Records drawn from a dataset

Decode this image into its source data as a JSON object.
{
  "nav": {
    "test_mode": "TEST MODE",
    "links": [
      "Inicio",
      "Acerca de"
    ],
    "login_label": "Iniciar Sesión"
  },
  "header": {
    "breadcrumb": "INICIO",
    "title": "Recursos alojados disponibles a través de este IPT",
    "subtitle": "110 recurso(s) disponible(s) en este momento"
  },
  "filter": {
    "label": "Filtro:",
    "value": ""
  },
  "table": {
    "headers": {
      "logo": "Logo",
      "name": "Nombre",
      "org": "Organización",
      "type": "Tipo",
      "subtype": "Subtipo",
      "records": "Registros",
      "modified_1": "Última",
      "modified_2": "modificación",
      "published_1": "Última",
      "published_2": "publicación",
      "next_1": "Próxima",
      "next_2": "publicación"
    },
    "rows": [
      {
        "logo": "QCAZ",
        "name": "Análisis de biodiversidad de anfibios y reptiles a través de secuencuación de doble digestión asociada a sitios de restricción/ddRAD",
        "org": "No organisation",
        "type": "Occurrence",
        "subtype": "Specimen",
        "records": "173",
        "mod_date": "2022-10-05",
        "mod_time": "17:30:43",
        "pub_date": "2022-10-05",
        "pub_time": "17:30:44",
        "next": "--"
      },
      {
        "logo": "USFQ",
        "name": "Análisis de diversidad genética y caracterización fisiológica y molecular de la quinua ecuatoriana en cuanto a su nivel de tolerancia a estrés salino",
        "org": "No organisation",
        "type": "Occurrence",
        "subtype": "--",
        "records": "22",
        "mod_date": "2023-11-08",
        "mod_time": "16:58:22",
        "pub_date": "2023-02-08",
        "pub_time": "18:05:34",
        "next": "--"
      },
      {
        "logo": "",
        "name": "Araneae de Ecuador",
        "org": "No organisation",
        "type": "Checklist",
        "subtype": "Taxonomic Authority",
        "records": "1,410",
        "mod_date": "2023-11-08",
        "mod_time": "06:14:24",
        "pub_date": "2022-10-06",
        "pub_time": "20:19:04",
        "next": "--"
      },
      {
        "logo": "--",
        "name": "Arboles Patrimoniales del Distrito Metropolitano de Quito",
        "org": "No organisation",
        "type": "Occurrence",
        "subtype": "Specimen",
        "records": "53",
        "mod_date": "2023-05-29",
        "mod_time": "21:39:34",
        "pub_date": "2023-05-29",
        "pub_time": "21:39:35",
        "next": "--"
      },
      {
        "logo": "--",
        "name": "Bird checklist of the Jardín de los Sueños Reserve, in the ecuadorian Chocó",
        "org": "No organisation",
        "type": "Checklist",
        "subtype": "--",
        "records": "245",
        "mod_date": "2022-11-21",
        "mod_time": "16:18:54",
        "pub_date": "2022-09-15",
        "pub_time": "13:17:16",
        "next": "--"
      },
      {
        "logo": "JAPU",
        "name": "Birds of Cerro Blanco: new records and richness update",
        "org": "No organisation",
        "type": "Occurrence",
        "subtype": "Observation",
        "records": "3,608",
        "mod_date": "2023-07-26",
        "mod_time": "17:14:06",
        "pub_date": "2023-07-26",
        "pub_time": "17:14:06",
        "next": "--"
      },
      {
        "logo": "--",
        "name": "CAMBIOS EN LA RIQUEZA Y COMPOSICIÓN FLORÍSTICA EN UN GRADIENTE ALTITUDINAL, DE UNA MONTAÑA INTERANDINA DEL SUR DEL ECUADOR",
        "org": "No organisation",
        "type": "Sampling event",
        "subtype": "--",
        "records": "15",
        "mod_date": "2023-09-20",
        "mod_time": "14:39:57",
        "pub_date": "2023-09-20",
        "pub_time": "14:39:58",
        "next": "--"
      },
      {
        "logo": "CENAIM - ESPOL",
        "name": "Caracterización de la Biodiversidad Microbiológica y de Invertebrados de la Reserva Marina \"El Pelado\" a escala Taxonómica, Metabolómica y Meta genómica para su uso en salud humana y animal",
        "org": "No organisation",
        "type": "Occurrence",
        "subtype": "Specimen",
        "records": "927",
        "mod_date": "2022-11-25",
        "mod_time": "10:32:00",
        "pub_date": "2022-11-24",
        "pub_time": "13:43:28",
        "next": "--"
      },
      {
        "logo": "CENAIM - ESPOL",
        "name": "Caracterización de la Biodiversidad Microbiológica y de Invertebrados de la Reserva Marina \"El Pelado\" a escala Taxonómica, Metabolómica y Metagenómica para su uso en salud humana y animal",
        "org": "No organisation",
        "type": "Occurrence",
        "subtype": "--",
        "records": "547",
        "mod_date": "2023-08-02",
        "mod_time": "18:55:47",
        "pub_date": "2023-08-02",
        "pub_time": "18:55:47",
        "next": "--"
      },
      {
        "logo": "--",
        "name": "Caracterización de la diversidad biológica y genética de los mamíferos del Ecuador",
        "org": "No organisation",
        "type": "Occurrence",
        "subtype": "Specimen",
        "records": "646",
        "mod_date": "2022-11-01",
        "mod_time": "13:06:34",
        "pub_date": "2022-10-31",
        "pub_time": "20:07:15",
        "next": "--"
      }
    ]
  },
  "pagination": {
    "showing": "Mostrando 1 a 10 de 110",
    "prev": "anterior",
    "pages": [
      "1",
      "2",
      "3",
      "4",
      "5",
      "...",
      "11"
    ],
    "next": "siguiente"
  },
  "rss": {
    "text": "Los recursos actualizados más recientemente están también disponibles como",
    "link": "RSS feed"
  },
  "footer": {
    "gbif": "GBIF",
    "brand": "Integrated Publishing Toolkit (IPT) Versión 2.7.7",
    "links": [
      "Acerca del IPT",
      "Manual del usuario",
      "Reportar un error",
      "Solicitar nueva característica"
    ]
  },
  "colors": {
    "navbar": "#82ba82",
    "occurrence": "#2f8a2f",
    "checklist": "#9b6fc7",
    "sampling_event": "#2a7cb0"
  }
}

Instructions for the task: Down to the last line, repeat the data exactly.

Result of the exercise:
Decode this image into its source data as a JSON object.
{
  "nav": {
    "test_mode": "TEST MODE",
    "links": [
      "Inicio",
      "Acerca de"
    ],
    "login_label": "Iniciar Sesión"
  },
  "header": {
    "breadcrumb": "INICIO",
    "title": "Recursos alojados disponibles a través de este IPT",
    "subtitle": "110 recurso(s) disponible(s) en este momento"
  },
  "filter": {
    "label": "Filtro:",
    "value": ""
  },
  "table": {
    "headers": {
      "logo": "Logo",
      "name": "Nombre",
      "org": "Organización",
      "type": "Tipo",
      "subtype": "Subtipo",
      "records": "Registros",
      "modified_1": "Última",
      "modified_2": "modificación",
      "published_1": "Última",
      "published_2": "publicación",
      "next_1": "Próxima",
      "next_2": "publicación"
    },
    "rows": [
      {
        "logo": "QCAZ",
        "name": "Análisis de biodiversidad de anfibios y reptiles a través de secuencuación de doble digestión asociada a sitios de restricción/ddRAD",
        "org": "No organisation",
        "type": "Occurrence",
        "subtype": "Specimen",
        "records": "173",
        "mod_date": "2022-10-05",
        "mod_time": "17:30:43",
        "pub_date": "2022-10-05",
        "pub_time": "17:30:44",
        "next": "--"
      },
      {
        "logo": "USFQ",
        "name": "Análisis de diversidad genética y caracterización fisiológica y molecular de la quinua ecuatoriana en cuanto a su nivel de tolerancia a estrés salino",
        "org": "No organisation",
        "type": "Occurrence",
        "subtype": "--",
        "records": "22",
        "mod_date": "2023-11-08",
        "mod_time": "16:58:22",
        "pub_date": "2023-02-08",
        "pub_time": "18:05:34",
        "next": "--"
      },
      {
        "logo": "",
        "name": "Araneae de Ecuador",
        "org": "No organisation",
        "type": "Checklist",
        "subtype": "Taxonomic Authority",
        "records": "1,410",
        "mod_date": "2023-11-08",
        "mod_time": "06:14:24",
        "pub_date": "2022-10-06",
        "pub_time": "20:19:04",
        "next": "--"
      },
      {
        "logo": "--",
        "name": "Arboles Patrimoniales del Distrito Metropolitano de Quito",
        "org": "No organisation",
        "type": "Occurrence",
        "subtype": "Specimen",
        "records": "53",
        "mod_date": "2023-05-29",
        "mod_time": "21:39:34",
        "pub_date": "2023-05-29",
        "pub_time": "21:39:35",
        "next": "--"
      },
      {
        "logo": "--",
        "name": "Bird checklist of the Jardín de los Sueños Reserve, in the ecuadorian Chocó",
        "org": "No organisation",
        "type": "Checklist",
        "subtype": "--",
        "records": "245",
        "mod_date": "2022-11-21",
        "mod_time": "16:18:54",
        "pub_date": "2022-09-15",
        "pub_time": "13:17:16",
        "next": "--"
      },
      {
        "logo": "JAPU",
        "name": "Birds of Cerro Blanco: new records and richness update",
        "org": "No organisation",
        "type": "Occurrence",
        "subtype": "Observation",
        "records": "3,608",
        "mod_date": "2023-07-26",
        "mod_time": "17:14:06",
        "pub_date": "2023-07-26",
        "pub_time": "17:14:06",
        "next": "--"
      },
      {
        "logo": "--",
        "name": "CAMBIOS EN LA RIQUEZA Y COMPOSICIÓN FLORÍSTICA EN UN GRADIENTE ALTITUDINAL, DE UNA MONTAÑA INTERANDINA DEL SUR DEL ECUADOR",
        "org": "No organisation",
        "type": "Sampling event",
        "subtype": "--",
        "records": "15",
        "mod_date": "2023-09-20",
        "mod_time": "14:39:57",
        "pub_date": "2023-09-20",
        "pub_time": "14:39:58",
        "next": "--"
      },
      {
        "logo": "CENAIM - ESPOL",
        "name": "Caracterización de la Biodiversidad Microbiológica y de Invertebrados de la Reserva Marina \"El Pelado\" a escala Taxonómica, Metabolómica y Meta genómica para su uso en salud humana y animal",
        "org": "No organisation",
        "type": "Occurrence",
        "subtype": "Specimen",
        "records": "927",
        "mod_date": "2022-11-25",
        "mod_time": "10:32:00",
        "pub_date": "2022-11-24",
        "pub_time": "13:43:28",
        "next": "--"
      },
      {
        "logo": "CENAIM - ESPOL",
        "name": "Caracterización de la Biodiversidad Microbiológica y de Invertebrados de la Reserva Marina \"El Pelado\" a escala Taxonómica, Metabolómica y Metagenómica para su uso en salud humana y animal",
        "org": "No organisation",
        "type": "Occurrence",
        "subtype": "--",
        "records": "547",
        "mod_date": "2023-08-02",
        "mod_time": "18:55:47",
        "pub_date": "2023-08-02",
        "pub_time": "18:55:47",
        "next": "--"
      },
      {
        "logo": "--",
        "name": "Caracterización de la diversidad biológica y genética de los mamíferos del Ecuador",
        "org": "No organisation",
        "type": "Occurrence",
        "subtype": "Specimen",
        "records": "646",
        "mod_date": "2022-11-01",
        "mod_time": "13:06:34",
        "pub_date": "2022-10-31",
        "pub_time": "20:07:15",
        "next": "--"
      }
    ]
  },
  "pagination": {
    "showing": "Mostrando 1 a 10 de 110",
    "prev": "anterior",
    "pages": [
      "1",
      "2",
      "3",
      "4",
      "5",
      "...",
      "11"
    ],
    "next": "siguiente"
  },
  "rss": {
    "text": "Los recursos actualizados más recientemente están también disponibles como",
    "link": "RSS feed"
  },
  "footer": {
    "gbif": "GBIF",
    "brand": "Integrated Publishing Toolkit (IPT) Versión 2.7.7",
    "links": [
      "Acerca del IPT",
      "Manual del usuario",
      "Reportar un error",
      "Solicitar nueva característica"
    ]
  },
  "colors": {
    "navbar": "#82ba82",
    "occurrence": "#2f8a2f",
    "checklist": "#9b6fc7",
    "sampling_event": "#2a7cb0"
  }
}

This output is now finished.